Source data
-------------------------

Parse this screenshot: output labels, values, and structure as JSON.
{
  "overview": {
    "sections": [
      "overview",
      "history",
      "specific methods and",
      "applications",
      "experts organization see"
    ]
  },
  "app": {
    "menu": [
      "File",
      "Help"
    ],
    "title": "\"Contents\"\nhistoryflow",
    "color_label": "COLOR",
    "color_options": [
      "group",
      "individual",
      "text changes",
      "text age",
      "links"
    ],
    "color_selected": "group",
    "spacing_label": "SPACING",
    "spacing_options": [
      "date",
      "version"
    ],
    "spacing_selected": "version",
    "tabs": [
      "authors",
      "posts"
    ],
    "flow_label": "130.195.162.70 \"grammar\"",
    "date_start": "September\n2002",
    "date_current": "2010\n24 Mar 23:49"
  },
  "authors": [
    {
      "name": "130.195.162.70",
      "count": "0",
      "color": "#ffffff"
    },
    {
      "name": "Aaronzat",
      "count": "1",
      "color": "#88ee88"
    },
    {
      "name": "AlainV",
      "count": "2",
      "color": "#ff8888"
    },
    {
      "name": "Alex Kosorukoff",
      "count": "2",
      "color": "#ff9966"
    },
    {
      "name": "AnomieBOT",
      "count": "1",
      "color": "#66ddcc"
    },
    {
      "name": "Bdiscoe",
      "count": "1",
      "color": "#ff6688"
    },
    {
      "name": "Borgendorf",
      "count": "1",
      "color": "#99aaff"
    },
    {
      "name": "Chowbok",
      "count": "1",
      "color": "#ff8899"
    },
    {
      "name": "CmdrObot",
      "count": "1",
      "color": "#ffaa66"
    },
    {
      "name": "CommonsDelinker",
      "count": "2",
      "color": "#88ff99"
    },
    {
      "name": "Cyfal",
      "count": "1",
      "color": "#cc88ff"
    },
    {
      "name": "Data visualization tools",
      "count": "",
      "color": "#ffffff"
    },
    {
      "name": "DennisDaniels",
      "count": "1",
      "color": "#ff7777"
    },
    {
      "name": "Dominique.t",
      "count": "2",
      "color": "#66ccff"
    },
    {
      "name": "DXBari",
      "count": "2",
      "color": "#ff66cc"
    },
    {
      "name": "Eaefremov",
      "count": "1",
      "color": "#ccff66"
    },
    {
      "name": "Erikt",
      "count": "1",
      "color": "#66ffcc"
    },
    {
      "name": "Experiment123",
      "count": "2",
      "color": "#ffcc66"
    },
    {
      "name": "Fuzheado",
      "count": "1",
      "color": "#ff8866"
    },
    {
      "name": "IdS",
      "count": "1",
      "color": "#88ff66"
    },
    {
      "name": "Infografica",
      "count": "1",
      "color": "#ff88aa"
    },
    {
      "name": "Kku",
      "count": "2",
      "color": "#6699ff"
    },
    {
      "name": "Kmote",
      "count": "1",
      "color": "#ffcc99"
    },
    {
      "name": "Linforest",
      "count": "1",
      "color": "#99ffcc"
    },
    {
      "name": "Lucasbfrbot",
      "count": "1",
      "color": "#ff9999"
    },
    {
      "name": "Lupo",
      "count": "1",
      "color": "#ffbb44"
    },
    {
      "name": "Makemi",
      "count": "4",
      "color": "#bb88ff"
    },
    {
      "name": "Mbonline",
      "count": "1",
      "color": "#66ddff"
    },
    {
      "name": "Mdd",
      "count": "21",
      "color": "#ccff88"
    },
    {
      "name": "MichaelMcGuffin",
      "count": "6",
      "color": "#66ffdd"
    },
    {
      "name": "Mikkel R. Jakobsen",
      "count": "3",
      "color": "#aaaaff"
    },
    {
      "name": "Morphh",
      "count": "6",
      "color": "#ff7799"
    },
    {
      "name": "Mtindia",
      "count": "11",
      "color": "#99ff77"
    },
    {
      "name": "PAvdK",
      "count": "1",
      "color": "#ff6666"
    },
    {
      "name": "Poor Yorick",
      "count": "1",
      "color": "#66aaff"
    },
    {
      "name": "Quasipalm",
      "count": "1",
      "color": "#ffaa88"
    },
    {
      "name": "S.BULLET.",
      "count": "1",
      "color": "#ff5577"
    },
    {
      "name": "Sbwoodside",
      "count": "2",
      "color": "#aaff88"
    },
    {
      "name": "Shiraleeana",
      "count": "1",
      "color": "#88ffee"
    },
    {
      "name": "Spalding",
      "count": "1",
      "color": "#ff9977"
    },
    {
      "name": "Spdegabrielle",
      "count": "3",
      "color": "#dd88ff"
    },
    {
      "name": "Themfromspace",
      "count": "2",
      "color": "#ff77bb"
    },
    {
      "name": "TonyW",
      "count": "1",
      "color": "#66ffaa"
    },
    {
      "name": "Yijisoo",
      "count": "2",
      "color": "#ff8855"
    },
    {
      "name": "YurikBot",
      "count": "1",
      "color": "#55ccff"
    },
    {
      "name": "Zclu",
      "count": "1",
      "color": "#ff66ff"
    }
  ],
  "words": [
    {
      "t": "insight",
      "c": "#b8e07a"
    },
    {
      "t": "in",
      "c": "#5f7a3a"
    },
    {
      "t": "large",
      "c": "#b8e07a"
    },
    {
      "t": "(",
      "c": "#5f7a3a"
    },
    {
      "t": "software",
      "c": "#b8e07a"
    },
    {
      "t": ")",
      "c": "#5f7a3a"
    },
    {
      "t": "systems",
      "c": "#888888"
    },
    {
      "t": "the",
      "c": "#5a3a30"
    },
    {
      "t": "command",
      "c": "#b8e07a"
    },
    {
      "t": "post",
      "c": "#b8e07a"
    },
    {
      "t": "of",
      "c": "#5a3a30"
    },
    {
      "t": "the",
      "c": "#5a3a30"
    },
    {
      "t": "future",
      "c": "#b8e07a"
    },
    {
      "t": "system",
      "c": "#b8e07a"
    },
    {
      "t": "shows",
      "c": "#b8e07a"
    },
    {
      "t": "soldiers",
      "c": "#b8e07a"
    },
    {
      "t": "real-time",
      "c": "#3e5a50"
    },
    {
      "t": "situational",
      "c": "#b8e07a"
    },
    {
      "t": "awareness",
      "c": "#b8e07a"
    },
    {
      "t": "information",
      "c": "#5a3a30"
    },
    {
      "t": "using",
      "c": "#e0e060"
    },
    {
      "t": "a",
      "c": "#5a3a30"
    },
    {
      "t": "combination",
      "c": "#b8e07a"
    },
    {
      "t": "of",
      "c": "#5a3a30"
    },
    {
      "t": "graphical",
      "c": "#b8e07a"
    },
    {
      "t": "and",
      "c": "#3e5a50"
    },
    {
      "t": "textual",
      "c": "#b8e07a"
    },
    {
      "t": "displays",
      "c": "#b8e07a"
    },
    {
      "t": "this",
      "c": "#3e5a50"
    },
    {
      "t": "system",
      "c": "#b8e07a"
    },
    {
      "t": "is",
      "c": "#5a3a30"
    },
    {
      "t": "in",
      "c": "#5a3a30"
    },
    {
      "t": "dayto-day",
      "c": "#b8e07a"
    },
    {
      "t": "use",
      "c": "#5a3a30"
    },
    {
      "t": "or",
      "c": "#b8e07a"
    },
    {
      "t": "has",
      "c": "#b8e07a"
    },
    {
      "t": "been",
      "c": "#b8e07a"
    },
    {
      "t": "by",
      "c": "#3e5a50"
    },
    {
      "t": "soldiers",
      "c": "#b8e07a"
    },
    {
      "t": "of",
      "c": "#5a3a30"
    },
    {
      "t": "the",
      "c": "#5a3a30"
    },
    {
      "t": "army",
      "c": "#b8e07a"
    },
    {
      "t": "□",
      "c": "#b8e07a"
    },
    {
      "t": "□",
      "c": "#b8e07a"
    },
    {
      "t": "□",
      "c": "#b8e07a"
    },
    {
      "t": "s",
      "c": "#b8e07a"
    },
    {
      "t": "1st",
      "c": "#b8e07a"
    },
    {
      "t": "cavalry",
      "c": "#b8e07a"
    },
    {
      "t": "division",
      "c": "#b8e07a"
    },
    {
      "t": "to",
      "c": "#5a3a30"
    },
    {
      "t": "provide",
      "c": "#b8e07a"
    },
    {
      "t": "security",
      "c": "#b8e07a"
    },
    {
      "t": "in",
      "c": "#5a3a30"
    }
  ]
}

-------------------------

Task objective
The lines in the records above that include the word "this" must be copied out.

Result below
Parse this screenshot: output labels, values, and structure as JSON.
      "t": "this",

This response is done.